I haven’t quite figured out how to fit my iPad into regular use other than playing a mindless game when I get home from work and am waiting on dinner. But I keep exploring and will figure it out eventually.
I thought I’d share a few of my recent free app finds with you. The first is called Timeline: Art Museum. It is an art history timeline that begins with Giotto (1266 – 1337) and ends with Basquiat (1960 – 1988). Each artist on the timeline gets a little biography and when you tap the bio, a slid show of about five or six paintings comes up, just enough to get a sense of the artist’s work. The timeline has lots of artists I don’t know about so it will be fun to explore.
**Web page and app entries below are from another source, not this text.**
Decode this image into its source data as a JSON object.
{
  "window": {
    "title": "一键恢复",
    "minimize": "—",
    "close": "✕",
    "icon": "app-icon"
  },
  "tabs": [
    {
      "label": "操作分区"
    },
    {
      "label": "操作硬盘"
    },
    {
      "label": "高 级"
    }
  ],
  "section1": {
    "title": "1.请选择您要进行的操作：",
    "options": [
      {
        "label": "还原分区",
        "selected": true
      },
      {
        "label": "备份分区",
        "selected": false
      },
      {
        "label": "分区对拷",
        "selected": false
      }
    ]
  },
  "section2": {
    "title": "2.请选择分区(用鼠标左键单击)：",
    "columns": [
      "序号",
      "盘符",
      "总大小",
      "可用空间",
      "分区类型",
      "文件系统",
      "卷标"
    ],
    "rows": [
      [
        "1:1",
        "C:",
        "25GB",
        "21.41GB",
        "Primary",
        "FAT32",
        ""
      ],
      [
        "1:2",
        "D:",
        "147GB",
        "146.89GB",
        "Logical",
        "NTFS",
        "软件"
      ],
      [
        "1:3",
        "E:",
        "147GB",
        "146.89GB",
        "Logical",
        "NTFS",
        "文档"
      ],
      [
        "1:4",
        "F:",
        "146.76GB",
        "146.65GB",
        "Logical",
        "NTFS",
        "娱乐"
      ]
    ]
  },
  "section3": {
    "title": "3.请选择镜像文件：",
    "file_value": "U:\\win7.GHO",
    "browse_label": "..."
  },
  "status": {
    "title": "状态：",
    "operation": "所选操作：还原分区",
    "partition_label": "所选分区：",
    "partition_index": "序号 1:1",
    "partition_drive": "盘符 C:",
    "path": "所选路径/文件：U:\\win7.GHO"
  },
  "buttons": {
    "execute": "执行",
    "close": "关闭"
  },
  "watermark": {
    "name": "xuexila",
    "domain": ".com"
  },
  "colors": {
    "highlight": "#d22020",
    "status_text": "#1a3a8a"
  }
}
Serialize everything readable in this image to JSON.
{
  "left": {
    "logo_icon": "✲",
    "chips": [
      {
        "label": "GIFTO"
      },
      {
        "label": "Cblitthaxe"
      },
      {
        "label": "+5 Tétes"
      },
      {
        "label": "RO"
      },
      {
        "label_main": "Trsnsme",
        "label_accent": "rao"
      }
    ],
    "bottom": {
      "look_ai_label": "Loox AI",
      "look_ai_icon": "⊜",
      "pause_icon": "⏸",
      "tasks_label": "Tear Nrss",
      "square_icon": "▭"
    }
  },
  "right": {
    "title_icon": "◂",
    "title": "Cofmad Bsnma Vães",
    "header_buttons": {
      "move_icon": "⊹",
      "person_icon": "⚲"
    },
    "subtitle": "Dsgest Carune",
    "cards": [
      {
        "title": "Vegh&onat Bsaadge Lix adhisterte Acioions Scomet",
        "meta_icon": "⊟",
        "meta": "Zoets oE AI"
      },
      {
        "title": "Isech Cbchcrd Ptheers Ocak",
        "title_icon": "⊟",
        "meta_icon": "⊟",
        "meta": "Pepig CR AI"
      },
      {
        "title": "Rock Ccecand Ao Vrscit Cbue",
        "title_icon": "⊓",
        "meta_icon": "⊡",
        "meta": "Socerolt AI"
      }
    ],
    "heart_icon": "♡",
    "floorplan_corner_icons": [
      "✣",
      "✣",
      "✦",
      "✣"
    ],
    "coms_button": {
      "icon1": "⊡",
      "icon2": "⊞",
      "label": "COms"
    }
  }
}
Ampersands is a totally geeky app for font lovers that focuses on — can you guess? — the ampersand. I love ampersands and how artistic they can be. When you turn the iPad to the horizontal you get the ampersand in the italic version of the font. On the vertical, you get the regular font. It’s fun to flip (swipe?) through.
The most awesomest app I recently discovered is from the New York Public Library and is in their Biblion series. This one is called Frankenstein and the Afterlife of Shelley’s Circle. It is filled with essays, audio clips, photos and probably there is video in there somewhere but I haven’t chanced upon it yet. There are cultural interpretations, interviews, discussion of Frankenstein in the movies and the stage, questions about what makes a monster and of course information about Mary Shelley and her circle and how the story was created to begin with. Plus, you can overlay the published version of the book on top of Mary Shelley’s first draft and compare the changes. How cool is that?
I have two dud apps to report, Cat Fishing and Jitter Bug. These are two games for the cats. One has fish and when the cat touches a fish with its paw it dissolves in bubbles and then reappears. The other is various bugs crawling around on the screen. Neither Waldo nor Dickens gives a flying leap about either of them. I’ve tried to get both cats to play several times. They look at the screen, look at me and then walk away if I have caught them sitting on the rug, or close their eyes and go to sleep if I have caught them stretched out on the sofa. Bookman, however, finds the whole show to be rather entertaining as I try to interest them in it. I don’t know why I am surprised in Dickens’s and Waldo’s lack of interest. They don’t care about those red laser pointer toys either. Their toys of preference are an old robe tie being flipped around, puff balls, tissue paper and a big box. The simple joys.